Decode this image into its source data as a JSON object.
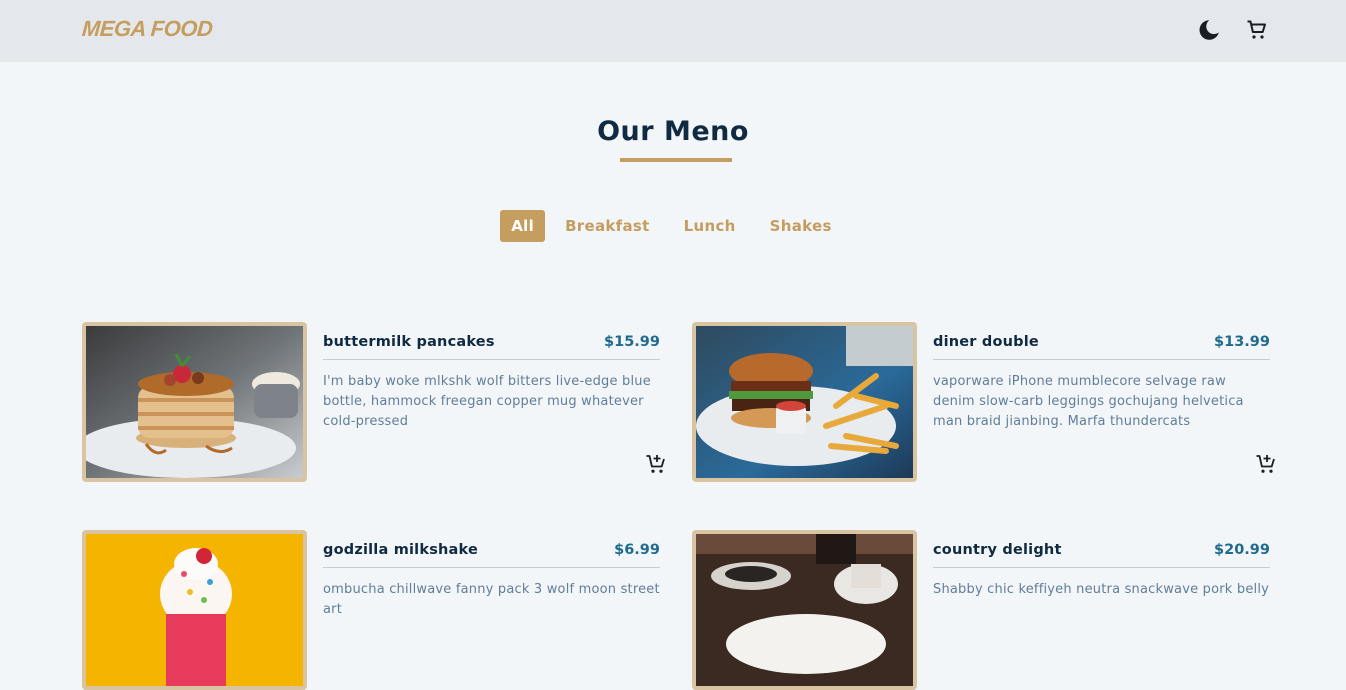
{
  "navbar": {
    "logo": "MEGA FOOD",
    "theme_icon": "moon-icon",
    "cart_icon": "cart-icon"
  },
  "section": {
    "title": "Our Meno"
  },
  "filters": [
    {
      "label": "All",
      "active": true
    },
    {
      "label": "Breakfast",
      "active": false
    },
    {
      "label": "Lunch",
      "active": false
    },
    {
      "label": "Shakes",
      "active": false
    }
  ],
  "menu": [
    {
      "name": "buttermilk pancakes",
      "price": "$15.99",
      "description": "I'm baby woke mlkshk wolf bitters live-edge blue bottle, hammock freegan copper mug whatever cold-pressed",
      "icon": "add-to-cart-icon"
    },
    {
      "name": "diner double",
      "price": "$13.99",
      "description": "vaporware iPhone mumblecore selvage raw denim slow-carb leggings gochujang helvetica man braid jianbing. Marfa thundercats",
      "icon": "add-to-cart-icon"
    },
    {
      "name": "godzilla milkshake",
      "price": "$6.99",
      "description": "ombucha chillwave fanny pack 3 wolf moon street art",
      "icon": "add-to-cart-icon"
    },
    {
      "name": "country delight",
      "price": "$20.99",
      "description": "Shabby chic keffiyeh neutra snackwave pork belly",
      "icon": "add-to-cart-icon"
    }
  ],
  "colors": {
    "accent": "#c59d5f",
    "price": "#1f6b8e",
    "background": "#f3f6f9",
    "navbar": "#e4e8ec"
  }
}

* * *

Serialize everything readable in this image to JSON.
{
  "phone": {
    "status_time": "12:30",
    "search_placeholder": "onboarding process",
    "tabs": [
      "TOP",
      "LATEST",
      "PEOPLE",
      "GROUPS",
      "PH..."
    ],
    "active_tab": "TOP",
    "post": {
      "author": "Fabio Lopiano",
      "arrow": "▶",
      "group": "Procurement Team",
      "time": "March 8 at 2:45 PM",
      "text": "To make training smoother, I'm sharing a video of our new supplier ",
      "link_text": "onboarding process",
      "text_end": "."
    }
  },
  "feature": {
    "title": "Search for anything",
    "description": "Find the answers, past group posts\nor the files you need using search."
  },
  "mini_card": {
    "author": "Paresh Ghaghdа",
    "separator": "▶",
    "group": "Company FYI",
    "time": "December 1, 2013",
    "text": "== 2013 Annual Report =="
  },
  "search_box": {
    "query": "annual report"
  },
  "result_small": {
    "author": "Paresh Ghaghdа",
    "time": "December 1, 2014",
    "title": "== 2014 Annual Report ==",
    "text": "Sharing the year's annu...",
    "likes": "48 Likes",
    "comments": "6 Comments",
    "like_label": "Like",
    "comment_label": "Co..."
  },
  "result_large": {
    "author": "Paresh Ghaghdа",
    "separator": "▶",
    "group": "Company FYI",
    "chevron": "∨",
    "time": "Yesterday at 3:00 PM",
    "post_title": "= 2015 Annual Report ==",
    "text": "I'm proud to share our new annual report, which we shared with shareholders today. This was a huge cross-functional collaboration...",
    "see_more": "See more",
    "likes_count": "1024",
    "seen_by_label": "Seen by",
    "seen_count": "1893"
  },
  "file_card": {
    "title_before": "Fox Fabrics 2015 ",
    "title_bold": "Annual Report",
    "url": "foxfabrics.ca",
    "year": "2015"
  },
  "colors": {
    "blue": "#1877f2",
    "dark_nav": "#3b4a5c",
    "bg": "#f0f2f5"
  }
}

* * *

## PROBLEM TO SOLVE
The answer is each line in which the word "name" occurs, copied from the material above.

## OUTPUT
      "name": "buttermilk pancakes",
      "name": "diner double",
      "name": "godzilla milkshake",
      "name": "country delight",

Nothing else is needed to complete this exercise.